  • Simple solutions often exist. Look for clogs in vents that may impede airflow.

Cabin filters & Your Air Conditioning System

Cabin filters became widely used in the late 1990s as a way to reduce allergens.

Today, more than half of all new vehicles utilize cabin air filters for their air conditioning and climate control systems.

Cabin air filters keep the interior of your vehicle clean by removing dust, dirt and pollen. Since it is installed inside the vehicle air conditioning ducts, the cabin air filter operates whenever you use your vehicle’s heater, air conditioner or vent.

Quality Car Care recommends replacing the filter every 15,000 to 25,000 miles (check your owners manual for manufacturer’s suggestions. Typically, that means changing the cabin air filter once a year for most drivers.

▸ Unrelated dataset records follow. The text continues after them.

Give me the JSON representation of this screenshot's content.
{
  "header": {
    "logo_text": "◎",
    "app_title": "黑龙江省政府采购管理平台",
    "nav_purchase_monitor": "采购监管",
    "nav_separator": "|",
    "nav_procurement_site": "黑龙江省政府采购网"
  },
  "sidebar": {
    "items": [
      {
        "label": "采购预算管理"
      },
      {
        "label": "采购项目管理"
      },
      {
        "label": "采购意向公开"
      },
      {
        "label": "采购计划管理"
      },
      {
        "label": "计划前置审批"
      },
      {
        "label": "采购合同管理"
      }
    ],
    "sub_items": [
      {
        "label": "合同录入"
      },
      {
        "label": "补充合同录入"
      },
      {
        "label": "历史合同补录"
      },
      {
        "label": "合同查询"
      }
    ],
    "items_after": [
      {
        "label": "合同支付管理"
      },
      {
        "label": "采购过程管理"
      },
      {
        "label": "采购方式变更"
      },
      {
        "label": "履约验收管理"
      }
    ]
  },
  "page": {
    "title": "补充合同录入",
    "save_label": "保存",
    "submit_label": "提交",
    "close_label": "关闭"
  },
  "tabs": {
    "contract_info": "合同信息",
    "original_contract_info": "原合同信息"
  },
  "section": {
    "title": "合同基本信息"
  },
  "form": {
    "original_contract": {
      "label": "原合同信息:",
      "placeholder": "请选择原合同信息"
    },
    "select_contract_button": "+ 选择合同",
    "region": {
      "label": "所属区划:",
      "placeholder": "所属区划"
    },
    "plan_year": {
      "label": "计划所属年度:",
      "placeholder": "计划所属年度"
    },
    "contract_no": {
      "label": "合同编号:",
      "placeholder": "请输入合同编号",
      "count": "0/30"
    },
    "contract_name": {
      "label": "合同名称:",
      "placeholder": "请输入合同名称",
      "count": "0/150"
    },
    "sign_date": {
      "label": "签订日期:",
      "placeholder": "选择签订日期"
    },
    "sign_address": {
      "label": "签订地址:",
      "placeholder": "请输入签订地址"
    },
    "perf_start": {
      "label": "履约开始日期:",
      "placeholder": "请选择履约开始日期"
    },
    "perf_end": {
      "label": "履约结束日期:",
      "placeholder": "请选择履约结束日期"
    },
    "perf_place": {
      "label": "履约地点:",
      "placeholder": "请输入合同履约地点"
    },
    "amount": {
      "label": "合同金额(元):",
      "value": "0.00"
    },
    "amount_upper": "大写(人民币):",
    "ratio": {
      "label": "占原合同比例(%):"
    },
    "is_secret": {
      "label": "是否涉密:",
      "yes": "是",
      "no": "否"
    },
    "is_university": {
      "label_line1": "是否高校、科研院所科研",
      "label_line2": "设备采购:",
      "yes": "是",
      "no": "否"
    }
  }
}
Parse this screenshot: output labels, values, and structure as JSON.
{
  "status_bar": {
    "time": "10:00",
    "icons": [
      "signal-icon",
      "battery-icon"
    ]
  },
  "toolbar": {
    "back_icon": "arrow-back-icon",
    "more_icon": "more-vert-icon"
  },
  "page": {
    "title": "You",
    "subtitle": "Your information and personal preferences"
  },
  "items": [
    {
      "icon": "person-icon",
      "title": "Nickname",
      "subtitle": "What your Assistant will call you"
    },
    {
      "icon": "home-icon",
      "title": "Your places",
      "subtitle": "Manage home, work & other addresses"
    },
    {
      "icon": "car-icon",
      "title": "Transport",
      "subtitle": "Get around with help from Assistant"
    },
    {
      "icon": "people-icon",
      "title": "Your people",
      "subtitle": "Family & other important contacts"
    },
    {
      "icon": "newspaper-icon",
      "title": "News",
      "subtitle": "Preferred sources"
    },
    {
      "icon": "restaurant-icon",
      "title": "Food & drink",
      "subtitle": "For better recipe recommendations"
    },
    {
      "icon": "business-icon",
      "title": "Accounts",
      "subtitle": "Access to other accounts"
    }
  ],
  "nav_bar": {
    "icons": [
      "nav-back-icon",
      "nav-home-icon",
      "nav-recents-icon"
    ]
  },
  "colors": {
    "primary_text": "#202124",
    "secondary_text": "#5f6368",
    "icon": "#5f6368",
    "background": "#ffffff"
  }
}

There are exceptions, however. Do you drive in the mountains? Along dusty roads? Are you prone to allergies? Smokey, dust or pollen-filed air quickly can cause your cabin air filter to get clogged quickly.  

That could mean changing out the cabin air filter two times or more per year, depending on your driving conditions.

Replacing dirty cabin air filters is not just a comfort issue. Just as a clogged furnace filter in your home reduces the furnace's efficiency, a clogged cabin air filter reduces the efficiency of the heating and cooling system for the car interior.

A clogged filter can also cause a drop in gas mileage as the climate control system works harder to pull air through vents. Additional strain shortens life of the air conditioning motor.

Also, dirty filters increase window haze since particles are not being trapped in the waffle structure. Haze increases glare and dramatically reduces visibility, especially in early fall and winter when the sun is low in the sky.

Cabin air filter replacement vary in price, size and location. Quality Car Care Centers stock a wide variety of cabin air filters on site and usually includes installation at no additional cost for most vehicles.

Installation typically takes about ten to 15 minutes. For some vehicles, installation requires remove removal of glove box, dash console and other components--a process that may take up to an hour.

Once the cabin air filter is installed, you now can breathe easy.

Your air conditioner and climate control system will operate efficiently. And your family will benefit from driving in a clean, allergy free environment.

Read more about our air conditioning service.